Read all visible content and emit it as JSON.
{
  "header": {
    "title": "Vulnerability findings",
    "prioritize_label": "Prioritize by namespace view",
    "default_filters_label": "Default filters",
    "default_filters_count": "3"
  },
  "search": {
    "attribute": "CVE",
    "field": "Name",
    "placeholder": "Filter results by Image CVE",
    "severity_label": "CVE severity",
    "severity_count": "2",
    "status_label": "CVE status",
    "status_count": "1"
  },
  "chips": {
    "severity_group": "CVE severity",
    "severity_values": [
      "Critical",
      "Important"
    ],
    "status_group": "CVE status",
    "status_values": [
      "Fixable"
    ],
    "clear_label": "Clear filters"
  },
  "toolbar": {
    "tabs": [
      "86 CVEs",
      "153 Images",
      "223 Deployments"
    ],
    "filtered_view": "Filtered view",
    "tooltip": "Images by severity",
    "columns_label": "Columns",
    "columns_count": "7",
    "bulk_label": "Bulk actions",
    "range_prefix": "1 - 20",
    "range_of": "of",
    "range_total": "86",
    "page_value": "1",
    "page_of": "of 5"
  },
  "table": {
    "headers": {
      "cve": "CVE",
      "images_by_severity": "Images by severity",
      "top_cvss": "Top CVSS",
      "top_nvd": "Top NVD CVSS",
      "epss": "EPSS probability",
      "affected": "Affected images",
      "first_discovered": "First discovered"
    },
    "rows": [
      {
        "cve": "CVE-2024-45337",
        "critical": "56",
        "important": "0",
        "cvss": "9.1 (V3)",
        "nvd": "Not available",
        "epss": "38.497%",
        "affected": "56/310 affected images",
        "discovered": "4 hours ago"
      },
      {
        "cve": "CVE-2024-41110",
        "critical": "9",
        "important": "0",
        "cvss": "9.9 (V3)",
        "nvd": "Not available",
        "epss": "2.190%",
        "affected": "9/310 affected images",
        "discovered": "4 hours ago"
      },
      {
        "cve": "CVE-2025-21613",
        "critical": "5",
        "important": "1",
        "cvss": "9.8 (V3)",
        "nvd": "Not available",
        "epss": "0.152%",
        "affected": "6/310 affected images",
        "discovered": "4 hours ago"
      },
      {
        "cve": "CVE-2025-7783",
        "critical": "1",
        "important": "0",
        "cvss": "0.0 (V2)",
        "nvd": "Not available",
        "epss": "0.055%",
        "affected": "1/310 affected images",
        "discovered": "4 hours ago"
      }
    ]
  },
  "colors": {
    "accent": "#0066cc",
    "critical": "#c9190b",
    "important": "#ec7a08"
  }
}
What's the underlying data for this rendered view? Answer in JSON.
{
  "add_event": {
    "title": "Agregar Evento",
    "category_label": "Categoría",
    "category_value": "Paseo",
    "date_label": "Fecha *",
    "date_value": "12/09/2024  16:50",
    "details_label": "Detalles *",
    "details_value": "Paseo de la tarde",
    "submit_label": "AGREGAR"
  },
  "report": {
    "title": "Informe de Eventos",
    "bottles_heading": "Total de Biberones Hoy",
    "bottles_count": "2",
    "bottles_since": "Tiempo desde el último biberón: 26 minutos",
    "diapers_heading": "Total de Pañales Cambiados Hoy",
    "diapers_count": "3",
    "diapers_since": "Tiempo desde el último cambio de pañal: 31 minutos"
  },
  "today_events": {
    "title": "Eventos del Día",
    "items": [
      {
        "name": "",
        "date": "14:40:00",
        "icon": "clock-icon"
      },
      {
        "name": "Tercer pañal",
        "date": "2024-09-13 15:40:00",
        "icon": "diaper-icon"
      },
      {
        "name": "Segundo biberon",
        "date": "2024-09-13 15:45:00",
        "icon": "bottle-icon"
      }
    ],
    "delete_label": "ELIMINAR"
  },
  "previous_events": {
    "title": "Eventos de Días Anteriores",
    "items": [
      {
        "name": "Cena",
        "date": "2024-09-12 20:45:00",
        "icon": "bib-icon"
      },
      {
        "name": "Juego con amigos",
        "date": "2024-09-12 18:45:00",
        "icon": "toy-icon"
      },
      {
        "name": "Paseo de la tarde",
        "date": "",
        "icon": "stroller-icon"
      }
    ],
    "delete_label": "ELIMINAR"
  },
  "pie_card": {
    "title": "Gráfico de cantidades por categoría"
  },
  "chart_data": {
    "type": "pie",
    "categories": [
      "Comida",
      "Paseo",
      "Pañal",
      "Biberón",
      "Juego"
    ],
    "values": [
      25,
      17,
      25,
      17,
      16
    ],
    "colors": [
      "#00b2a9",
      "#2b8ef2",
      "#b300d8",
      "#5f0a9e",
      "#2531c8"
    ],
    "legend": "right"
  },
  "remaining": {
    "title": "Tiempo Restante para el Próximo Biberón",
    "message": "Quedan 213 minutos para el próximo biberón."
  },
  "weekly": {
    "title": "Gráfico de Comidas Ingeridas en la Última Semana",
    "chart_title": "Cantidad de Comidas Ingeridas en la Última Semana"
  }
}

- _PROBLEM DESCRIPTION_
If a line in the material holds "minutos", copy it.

- _RESULT OF THE TASK_
    "bottles_since": "Tiempo desde el último biberón: 26 minutos",
    "diapers_since": "Tiempo desde el último cambio de pañal: 31 minutos"
    "message": "Quedan 213 minutos para el próximo biberón."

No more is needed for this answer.